• _Work required_:
Would you repeat each of the lines below exactly?

• _Information supplied_:
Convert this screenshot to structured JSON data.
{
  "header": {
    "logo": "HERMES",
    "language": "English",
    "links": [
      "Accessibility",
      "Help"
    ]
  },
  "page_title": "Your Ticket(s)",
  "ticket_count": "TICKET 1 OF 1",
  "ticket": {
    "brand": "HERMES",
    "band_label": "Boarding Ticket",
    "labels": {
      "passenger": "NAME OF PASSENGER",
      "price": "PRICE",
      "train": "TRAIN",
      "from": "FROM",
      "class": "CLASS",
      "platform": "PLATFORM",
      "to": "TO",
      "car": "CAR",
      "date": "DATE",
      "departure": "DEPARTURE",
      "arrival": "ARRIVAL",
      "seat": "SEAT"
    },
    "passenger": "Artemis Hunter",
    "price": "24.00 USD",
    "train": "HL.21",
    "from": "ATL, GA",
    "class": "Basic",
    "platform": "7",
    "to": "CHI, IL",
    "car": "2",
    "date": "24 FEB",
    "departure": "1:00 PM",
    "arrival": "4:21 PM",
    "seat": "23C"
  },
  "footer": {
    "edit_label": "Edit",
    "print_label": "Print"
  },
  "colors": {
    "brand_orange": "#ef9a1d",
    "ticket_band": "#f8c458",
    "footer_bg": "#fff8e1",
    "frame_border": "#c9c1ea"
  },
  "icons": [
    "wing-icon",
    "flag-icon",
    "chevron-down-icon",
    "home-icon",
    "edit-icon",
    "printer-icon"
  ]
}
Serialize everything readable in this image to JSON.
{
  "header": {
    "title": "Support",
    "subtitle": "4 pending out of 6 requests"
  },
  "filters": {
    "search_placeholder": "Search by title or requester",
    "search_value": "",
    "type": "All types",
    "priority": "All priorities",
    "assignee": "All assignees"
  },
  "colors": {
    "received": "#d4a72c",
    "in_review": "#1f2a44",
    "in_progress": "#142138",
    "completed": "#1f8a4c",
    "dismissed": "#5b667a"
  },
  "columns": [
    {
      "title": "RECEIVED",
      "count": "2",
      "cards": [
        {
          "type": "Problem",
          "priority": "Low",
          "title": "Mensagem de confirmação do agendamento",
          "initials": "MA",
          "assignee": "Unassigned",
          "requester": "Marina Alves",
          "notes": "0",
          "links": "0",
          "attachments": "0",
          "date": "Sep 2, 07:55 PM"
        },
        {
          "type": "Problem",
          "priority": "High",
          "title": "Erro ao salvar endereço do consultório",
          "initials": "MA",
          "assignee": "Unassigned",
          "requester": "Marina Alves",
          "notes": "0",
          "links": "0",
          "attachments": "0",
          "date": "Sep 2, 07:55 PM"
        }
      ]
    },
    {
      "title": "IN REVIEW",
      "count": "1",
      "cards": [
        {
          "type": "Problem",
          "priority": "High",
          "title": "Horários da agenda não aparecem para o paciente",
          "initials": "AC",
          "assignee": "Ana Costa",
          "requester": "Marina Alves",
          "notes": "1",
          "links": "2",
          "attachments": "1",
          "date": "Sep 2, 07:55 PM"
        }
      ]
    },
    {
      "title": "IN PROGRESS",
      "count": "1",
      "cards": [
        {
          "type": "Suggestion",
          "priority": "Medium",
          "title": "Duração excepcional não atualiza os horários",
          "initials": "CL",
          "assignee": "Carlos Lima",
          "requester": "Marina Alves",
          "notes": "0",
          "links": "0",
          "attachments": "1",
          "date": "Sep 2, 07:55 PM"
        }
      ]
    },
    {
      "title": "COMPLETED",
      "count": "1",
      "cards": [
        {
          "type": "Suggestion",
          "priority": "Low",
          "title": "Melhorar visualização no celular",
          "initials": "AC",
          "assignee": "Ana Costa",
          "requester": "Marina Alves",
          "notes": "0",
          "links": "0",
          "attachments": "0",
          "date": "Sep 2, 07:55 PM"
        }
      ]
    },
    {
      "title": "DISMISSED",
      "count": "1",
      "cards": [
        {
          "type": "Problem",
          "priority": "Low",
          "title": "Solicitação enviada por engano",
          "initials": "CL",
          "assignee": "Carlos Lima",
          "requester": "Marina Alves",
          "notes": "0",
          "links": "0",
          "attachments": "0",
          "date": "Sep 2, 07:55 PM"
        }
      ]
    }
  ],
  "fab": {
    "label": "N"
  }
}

• _Result of the exercise_:
Convert this screenshot to structured JSON data.
{
  "header": {
    "logo": "HERMES",
    "language": "English",
    "links": [
      "Accessibility",
      "Help"
    ]
  },
  "page_title": "Your Ticket(s)",
  "ticket_count": "TICKET 1 OF 1",
  "ticket": {
    "brand": "HERMES",
    "band_label": "Boarding Ticket",
    "labels": {
      "passenger": "NAME OF PASSENGER",
      "price": "PRICE",
      "train": "TRAIN",
      "from": "FROM",
      "class": "CLASS",
      "platform": "PLATFORM",
      "to": "TO",
      "car": "CAR",
      "date": "DATE",
      "departure": "DEPARTURE",
      "arrival": "ARRIVAL",
      "seat": "SEAT"
    },
    "passenger": "Artemis Hunter",
    "price": "24.00 USD",
    "train": "HL.21",
    "from": "ATL, GA",
    "class": "Basic",
    "platform": "7",
    "to": "CHI, IL",
    "car": "2",
    "date": "24 FEB",
    "departure": "1:00 PM",
    "arrival": "4:21 PM",
    "seat": "23C"
  },
  "footer": {
    "edit_label": "Edit",
    "print_label": "Print"
  },
  "colors": {
    "brand_orange": "#ef9a1d",
    "ticket_band": "#f8c458",
    "footer_bg": "#fff8e1",
    "frame_border": "#c9c1ea"
  },
  "icons": [
    "wing-icon",
    "flag-icon",
    "chevron-down-icon",
    "home-icon",
    "edit-icon",
    "printer-icon"
  ]
}
Serialize everything readable in this image to JSON.
{
  "header": {
    "title": "Support",
    "subtitle": "4 pending out of 6 requests"
  },
  "filters": {
    "search_placeholder": "Search by title or requester",
    "search_value": "",
    "type": "All types",
    "priority": "All priorities",
    "assignee": "All assignees"
  },
  "colors": {
    "received": "#d4a72c",
    "in_review": "#1f2a44",
    "in_progress": "#142138",
    "completed": "#1f8a4c",
    "dismissed": "#5b667a"
  },
  "columns": [
    {
      "title": "RECEIVED",
      "count": "2",
      "cards": [
        {
          "type": "Problem",
          "priority": "Low",
          "title": "Mensagem de confirmação do agendamento",
          "initials": "MA",
          "assignee": "Unassigned",
          "requester": "Marina Alves",
          "notes": "0",
          "links": "0",
          "attachments": "0",
          "date": "Sep 2, 07:55 PM"
        },
        {
          "type": "Problem",
          "priority": "High",
          "title": "Erro ao salvar endereço do consultório",
          "initials": "MA",
          "assignee": "Unassigned",
          "requester": "Marina Alves",
          "notes": "0",
          "links": "0",
          "attachments": "0",
          "date": "Sep 2, 07:55 PM"
        }
      ]
    },
    {
      "title": "IN REVIEW",
      "count": "1",
      "cards": [
        {
          "type": "Problem",
          "priority": "High",
          "title": "Horários da agenda não aparecem para o paciente",
          "initials": "AC",
          "assignee": "Ana Costa",
          "requester": "Marina Alves",
          "notes": "1",
          "links": "2",
          "attachments": "1",
          "date": "Sep 2, 07:55 PM"
        }
      ]
    },
    {
      "title": "IN PROGRESS",
      "count": "1",
      "cards": [
        {
          "type": "Suggestion",
          "priority": "Medium",
          "title": "Duração excepcional não atualiza os horários",
          "initials": "CL",
          "assignee": "Carlos Lima",
          "requester": "Marina Alves",
          "notes": "0",
          "links": "0",
          "attachments": "1",
          "date": "Sep 2, 07:55 PM"
        }
      ]
    },
    {
      "title": "COMPLETED",
      "count": "1",
      "cards": [
        {
          "type": "Suggestion",
          "priority": "Low",
          "title": "Melhorar visualização no celular",
          "initials": "AC",
          "assignee": "Ana Costa",
          "requester": "Marina Alves",
          "notes": "0",
          "links": "0",
          "attachments": "0",
          "date": "Sep 2, 07:55 PM"
        }
      ]
    },
    {
      "title": "DISMISSED",
      "count": "1",
      "cards": [
        {
          "type": "Problem",
          "priority": "Low",
          "title": "Solicitação enviada por engano",
          "initials": "CL",
          "assignee": "Carlos Lima",
          "requester": "Marina Alves",
          "notes": "0",
          "links": "0",
          "attachments": "0",
          "date": "Sep 2, 07:55 PM"
        }
      ]
    }
  ],
  "fab": {
    "label": "N"
  }
}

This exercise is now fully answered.